). Made by new Aussie superstar Ben Glaetzer, they’ve seemed to combine ripeness and size with a good degree of that almost indefinable character shared by most fine wines: elegance.
I was quite looking forward to comparing the 2001 and 2004 vintages of the Reiver Barossa Shiraz in the relaxed setting of the Goode kitchen, where it’s not just a question of a sniff, a slurp, a spit and a rapidly penned note. At home there’s time to revisit a wine; to drink it; to try to get to understand what it is saying.
I uncorked the 2001 (the 2004 is screwcapped), and took a sniff. Very sweet and forward, not much else. A few minutes later and I came back to it. It wasn’t quite right. Under the sweet fruit was a faint earthy, slightly musty edge. This persisted for a couple of days. I can only assume it’s fallen victim to some low level cork taint. Not enough for it to be obvious, but enough for the wine not to be working properly.
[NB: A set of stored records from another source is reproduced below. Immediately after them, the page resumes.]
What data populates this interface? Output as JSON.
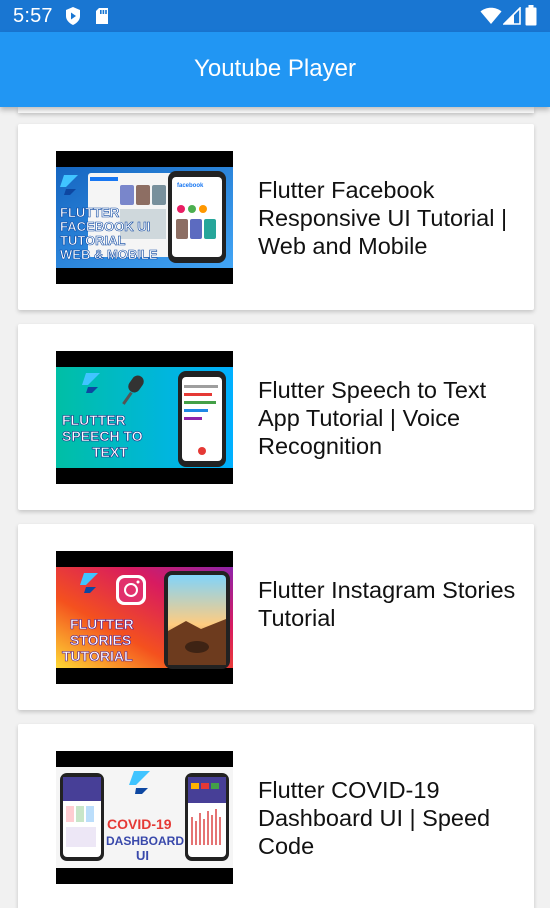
{
  "status_bar": {
    "time": "5:57",
    "icons": [
      "play-protect-icon",
      "sd-card-icon",
      "wifi-icon",
      "signal-icon",
      "battery-icon"
    ]
  },
  "app_bar": {
    "title": "Youtube Player",
    "color": "#2196f3"
  },
  "videos": [
    {
      "title": "Flutter Facebook Responsive UI Tutorial | Web and Mobile",
      "thumbnail_text": [
        "FLUTTER",
        "FACEBOOK UI",
        "TUTORIAL",
        "WEB & MOBILE"
      ],
      "thumbnail_icon": "facebook"
    },
    {
      "title": "Flutter Speech to Text App Tutorial | Voice Recognition",
      "thumbnail_text": [
        "FLUTTER",
        "SPEECH TO",
        "TEXT"
      ],
      "thumbnail_icon": "microphone"
    },
    {
      "title": "Flutter Instagram Stories Tutorial",
      "thumbnail_text": [
        "FLUTTER",
        "STORIES",
        "TUTORIAL"
      ],
      "thumbnail_icon": "instagram"
    },
    {
      "title": "Flutter COVID-19 Dashboard UI | Speed Code",
      "thumbnail_text": [
        "COVID-19",
        "DASHBOARD",
        "UI"
      ],
      "thumbnail_icon": "dashboard"
    }
  ]
}
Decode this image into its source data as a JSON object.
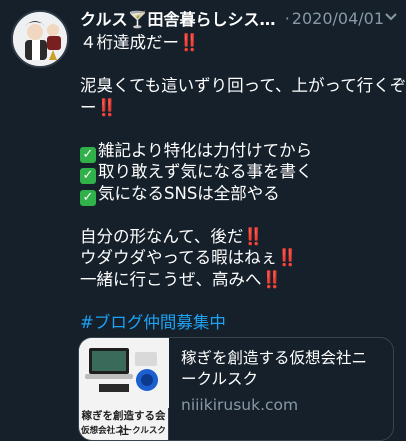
{
  "tweet": {
    "author_name": "クルス🍸田舎暮らしシステムエンジニア",
    "separator": "·",
    "date": "2020/04/01",
    "lines": [
      {
        "text": "４桁達成だー",
        "bang": "‼️"
      },
      {
        "text": "",
        "bang": ""
      },
      {
        "text": "泥臭くても這いずり回って、上がって行くぞ",
        "bang": ""
      },
      {
        "text": "ー",
        "bang": "‼️"
      },
      {
        "text": "",
        "bang": ""
      },
      {
        "text": "雑記より特化は力付けてから",
        "bang": "",
        "check": true
      },
      {
        "text": "取り敢えず気になる事を書く",
        "bang": "",
        "check": true
      },
      {
        "text": "気になるSNSは全部やる",
        "bang": "",
        "check": true
      },
      {
        "text": "",
        "bang": ""
      },
      {
        "text": "自分の形なんて、後だ",
        "bang": "‼️"
      },
      {
        "text": "ウダウダやってる暇はねぇ",
        "bang": "‼️"
      },
      {
        "text": "一緒に行こうぜ、高みへ",
        "bang": "‼️"
      },
      {
        "text": "",
        "bang": ""
      }
    ],
    "hashtag": "#ブログ仲間募集中",
    "check_glyph": "✓"
  },
  "card": {
    "title_line1": "稼ぎを創造する仮想会社ニ",
    "title_line2": "ークルスク",
    "domain": "niiikirusuk.com",
    "thumb_caption1": "稼ぎを創造する会社",
    "thumb_caption2": "仮想会社ニークルスク"
  },
  "icons": {
    "more": "chevron-down-icon",
    "check": "check-mark-icon"
  },
  "colors": {
    "background": "#15202b",
    "text": "#ffffff",
    "muted": "#8899a6",
    "link": "#1da1f2",
    "bang": "#e0245e",
    "check": "#31b14a"
  }
}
So on to the 2004. Initially this showed sweet jammy fruit, but after a while it developed a savoury nose of red and black fruits, with good purity and a minerally, tarry core. The concentrated palate showed lots of sweet fruit and some spicy tannin, with a hint of greenness. The second day it became complex, chocolatey, spicy and liquoricey, with good structure.
It wasn’t utterly convincing, though (and when I checked back later, I saw that this was the least impressive of the premium wines when I'd tasted them before, although it was still pretty good). Then I looked more closely on the back label. This wine was labelled ‘late harvest’, and the displayed alcohol level was 15%. I’m not saying that it’s fundamentally wrong to have high alcohol levels: some wines can carry this. Grenache, in particular. But it does affect the wine when you reach levels of 15%, which I think is just too much for most table wines to bear. Would this wine have come across better at lower alcohol? You know, it might have done. It's hard to say, for sure, and Ben has to work with what nature gives him. But high alcohol is an issue that worries me.
Labels: Australia, Barossa